“The challenges of battling the darkness became a cycle of normalcy, health and well-being offset by periods of mental health concerns. At first, the periods of concerns were minimal and brief in contrast to the periods of well-being. But eventually, the balance shifted and the periods of darkness became more and more prevalent, while the periods of normalcy and well-being diminished. “
“But by him putting an end of the relentless torment, it was ultimately that very darkness that took his life from him. With that understanding, what do we do now? We all must understand that WE must change. We must look closely at ourselves and ask ourselves, what can I do? What can we do? How can we as a community take accountability for this? What would community accountability mean? What would it look like? What would it be?”
“To understand the prevalence of mental illness in the deaf community, several common statistics were found. The prevalence of mental illness among deaf people is at least as high as in the population at large (UCSF, 2004). Furthermore, findings reveal that the rate of Axis I mental health disorders does not differ between hearing and deaf populations, but Axis II and childhood behavior problems are three to six times more prevalent for deaf persons. Deaf children and adolescents exhibit higher levels of behavioral and attention-deficit/hyperactivity disorders then the general population (Haskins 2000 & Chritchfield, 2002). The prevalence of mental health issues in the deaf community is as significant as in the population at large, thus, emphasizing the need to examine the some unique factors impacting deaf people living with mental illness.”

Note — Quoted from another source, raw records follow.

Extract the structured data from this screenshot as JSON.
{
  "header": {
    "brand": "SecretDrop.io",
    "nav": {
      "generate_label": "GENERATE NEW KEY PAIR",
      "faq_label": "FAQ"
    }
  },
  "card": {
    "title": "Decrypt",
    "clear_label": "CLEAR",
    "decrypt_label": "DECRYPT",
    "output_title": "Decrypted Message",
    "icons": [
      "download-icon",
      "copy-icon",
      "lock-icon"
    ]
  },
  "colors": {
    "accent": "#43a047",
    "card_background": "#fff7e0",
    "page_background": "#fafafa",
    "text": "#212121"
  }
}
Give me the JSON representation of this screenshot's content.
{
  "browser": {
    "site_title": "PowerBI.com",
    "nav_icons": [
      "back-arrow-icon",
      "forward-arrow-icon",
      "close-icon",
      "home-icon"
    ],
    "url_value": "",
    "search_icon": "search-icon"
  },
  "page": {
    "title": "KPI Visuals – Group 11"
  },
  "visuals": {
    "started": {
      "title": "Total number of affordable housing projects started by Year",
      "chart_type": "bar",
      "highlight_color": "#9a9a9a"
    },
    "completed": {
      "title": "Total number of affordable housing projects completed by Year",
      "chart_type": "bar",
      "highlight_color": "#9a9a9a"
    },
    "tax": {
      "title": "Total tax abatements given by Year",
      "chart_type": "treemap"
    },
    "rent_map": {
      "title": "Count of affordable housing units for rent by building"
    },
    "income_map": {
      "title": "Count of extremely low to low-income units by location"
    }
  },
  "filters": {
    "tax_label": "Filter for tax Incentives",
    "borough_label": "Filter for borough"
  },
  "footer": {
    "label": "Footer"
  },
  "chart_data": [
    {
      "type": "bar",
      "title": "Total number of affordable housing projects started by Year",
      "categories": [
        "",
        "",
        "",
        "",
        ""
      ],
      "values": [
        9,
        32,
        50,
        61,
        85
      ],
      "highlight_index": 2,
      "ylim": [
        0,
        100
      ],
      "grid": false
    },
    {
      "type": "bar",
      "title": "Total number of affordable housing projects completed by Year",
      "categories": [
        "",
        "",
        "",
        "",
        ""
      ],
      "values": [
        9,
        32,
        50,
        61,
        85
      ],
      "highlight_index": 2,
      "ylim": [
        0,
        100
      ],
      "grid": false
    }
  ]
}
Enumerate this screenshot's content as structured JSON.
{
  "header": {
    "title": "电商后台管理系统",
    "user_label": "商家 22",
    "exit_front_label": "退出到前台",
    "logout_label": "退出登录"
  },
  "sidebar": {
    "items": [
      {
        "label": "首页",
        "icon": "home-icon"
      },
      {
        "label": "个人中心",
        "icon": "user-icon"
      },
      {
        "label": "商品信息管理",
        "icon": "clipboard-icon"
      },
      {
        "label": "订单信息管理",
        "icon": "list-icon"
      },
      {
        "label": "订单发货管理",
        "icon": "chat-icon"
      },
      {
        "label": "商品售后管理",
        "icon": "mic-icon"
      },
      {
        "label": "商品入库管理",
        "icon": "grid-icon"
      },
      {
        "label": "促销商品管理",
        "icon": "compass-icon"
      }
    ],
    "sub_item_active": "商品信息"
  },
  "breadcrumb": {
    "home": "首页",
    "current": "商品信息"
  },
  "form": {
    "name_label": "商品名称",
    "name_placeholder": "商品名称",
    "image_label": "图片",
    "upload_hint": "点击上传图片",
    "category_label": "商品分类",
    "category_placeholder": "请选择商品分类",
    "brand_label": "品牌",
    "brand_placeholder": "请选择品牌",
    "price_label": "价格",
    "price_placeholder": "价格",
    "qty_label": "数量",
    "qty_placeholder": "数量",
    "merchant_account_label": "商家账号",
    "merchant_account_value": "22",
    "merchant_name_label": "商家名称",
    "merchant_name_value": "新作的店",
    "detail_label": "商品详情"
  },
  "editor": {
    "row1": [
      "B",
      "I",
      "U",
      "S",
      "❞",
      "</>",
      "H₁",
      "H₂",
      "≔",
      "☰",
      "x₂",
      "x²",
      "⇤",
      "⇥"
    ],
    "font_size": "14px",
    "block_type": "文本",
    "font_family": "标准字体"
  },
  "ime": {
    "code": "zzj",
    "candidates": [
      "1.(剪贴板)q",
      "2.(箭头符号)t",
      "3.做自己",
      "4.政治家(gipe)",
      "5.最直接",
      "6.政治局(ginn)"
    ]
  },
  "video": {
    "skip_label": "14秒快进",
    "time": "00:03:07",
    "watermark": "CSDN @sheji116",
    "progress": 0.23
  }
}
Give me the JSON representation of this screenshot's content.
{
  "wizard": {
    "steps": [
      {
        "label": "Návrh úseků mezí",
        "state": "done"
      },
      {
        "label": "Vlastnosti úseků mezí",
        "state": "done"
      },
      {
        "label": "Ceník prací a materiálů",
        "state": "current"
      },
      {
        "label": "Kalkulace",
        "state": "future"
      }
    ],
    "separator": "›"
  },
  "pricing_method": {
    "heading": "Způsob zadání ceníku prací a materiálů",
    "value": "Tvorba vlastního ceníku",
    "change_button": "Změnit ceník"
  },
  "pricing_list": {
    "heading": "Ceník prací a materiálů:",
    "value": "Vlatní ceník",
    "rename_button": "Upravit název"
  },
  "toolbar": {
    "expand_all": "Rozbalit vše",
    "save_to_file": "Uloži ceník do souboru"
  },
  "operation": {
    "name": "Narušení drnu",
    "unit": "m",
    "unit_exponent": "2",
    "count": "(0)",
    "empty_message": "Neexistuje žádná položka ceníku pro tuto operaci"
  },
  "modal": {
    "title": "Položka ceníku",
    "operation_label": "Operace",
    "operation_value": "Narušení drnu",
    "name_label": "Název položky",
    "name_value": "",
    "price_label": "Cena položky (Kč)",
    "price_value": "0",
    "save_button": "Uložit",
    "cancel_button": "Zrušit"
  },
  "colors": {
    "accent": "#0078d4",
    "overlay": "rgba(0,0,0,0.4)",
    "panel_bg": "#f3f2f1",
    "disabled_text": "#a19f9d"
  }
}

1) First, members of the deaf community may have limited medical and mental health knowledge because they have not had direct access to health information during their primary and secondary education, which may result in less help-seeking behavior.2) Some members of the deaf community visit their doctors and mental health professionals less often, in part, due to limited access to direct communication.3) Many health care settings do not provide certified and qualified medical and mental health interpreters.4) Deaf ASL users often embody a unique culture that is unfamiliar to most medical and mental health care providers. This lack of cultural- and linguistic-competency on the part of the professional often results in higher rates of inaccurate evaluations, misdiagnosis and inappropriate treatments.